The main problem that CISA purports to solve is that of sharing data on cybersecurity threats and vulnerabilities between private companies and the government, and vice versa. It does this by providing companies who share cyber threat data with broad legal protections for sharing cyber threat indicators with the government.
But the bill falls well short on protecting your private data, containing overly broad language on what companies must do to prevent sharing around the sensitive personally identifiable information (PII) that can be attached to cyber threat indicators. This creates a worrisome incentive, because without a direct incentive to scrub the data they are sharing of innocent users’ PII, companies could end up sharing customers’ information with other companies that themselves may have inadequate data security, putting your data at further risk.
Even more alarming is what the government does with the data – potentially containing sensitive PII – that they receive from these companies. First, government databases themselves are obviously in need of heightened security, given the massive data breaches of the Office of Personnel Management and other agencies. Yet there is nothing in the bill that addresses the sometimes lax security and the large target profile of these major government databases. This is made far worse by the fact that upon receiving threat data from companies, CISA requires the Department of Homeland Security to immediately disseminate this data to a wide range of government agencies – which ominously includes the NSA and FBI.
CISA also gives companies the permission to retaliate against cyber threats, which could harm innocent sites, since hackers often confuse their online signatures by launching their attacks from third party IP addresses that they have commandeered.

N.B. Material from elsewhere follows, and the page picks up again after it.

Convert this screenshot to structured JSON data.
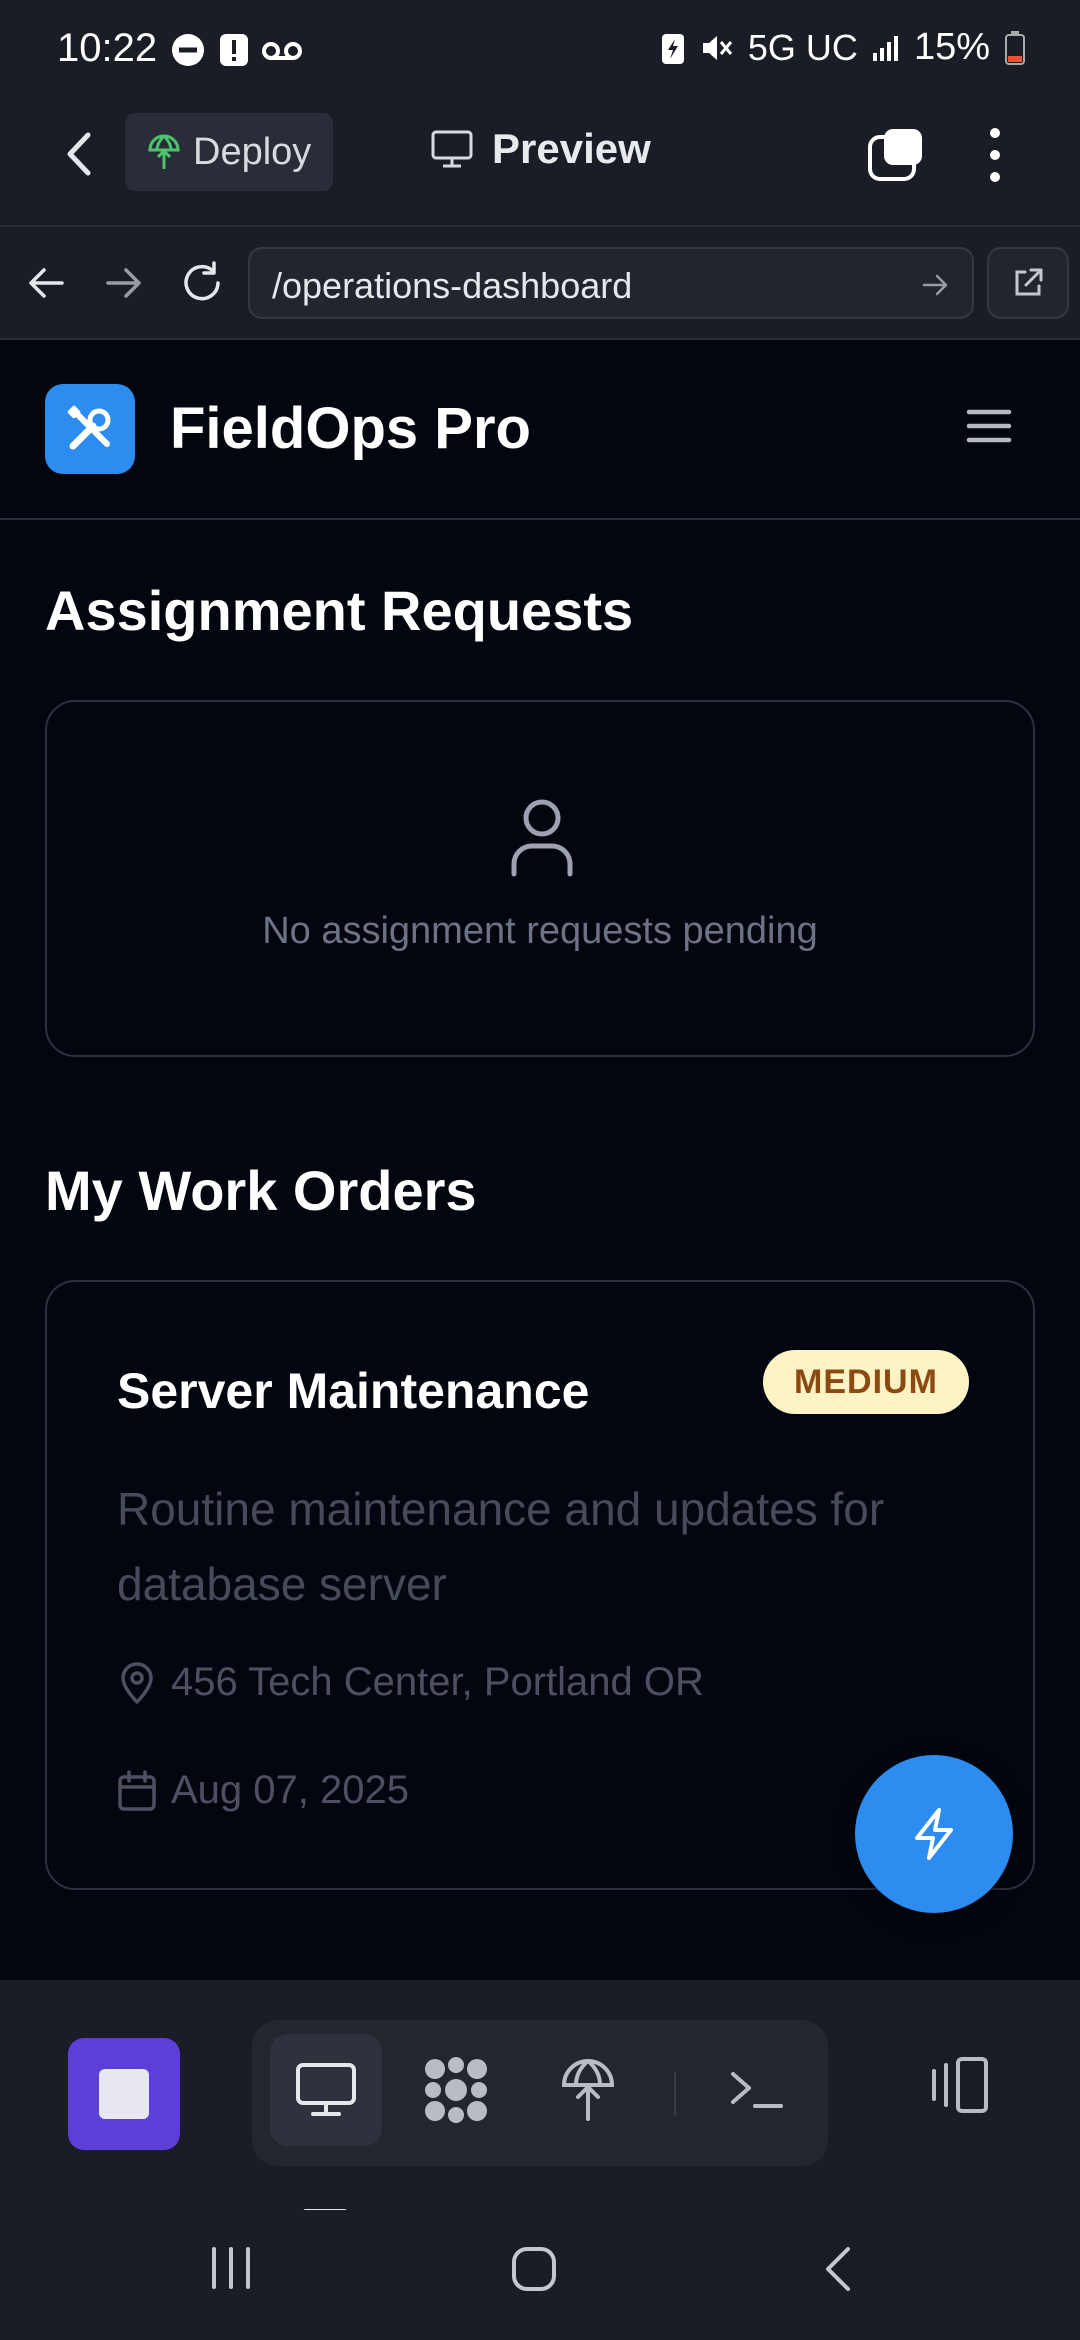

Experts and advocates from all over the spectrum have been coming out to oppose CISA. A host of security experts and privacy advocates have emphasized that CISA is not even necessary and that it fails to protect individuals' privacy. Major tech companies and many of the largest websites have come out against the bill for the same reason, from Google, Facebook and Yahoo, to Yelp and Wikipedia.
Cybersecurity is certainly a crucial issue in an increasingly internet-dependent world, but CISA is the wrong approach. There are a number of amendments that could potentially improve the bill, which would certainly be good, but as the Open Technology Institute's Robyn Greene helpfully lists out, the bill is so fundamentally flawed that even amended it should not be worthy of support.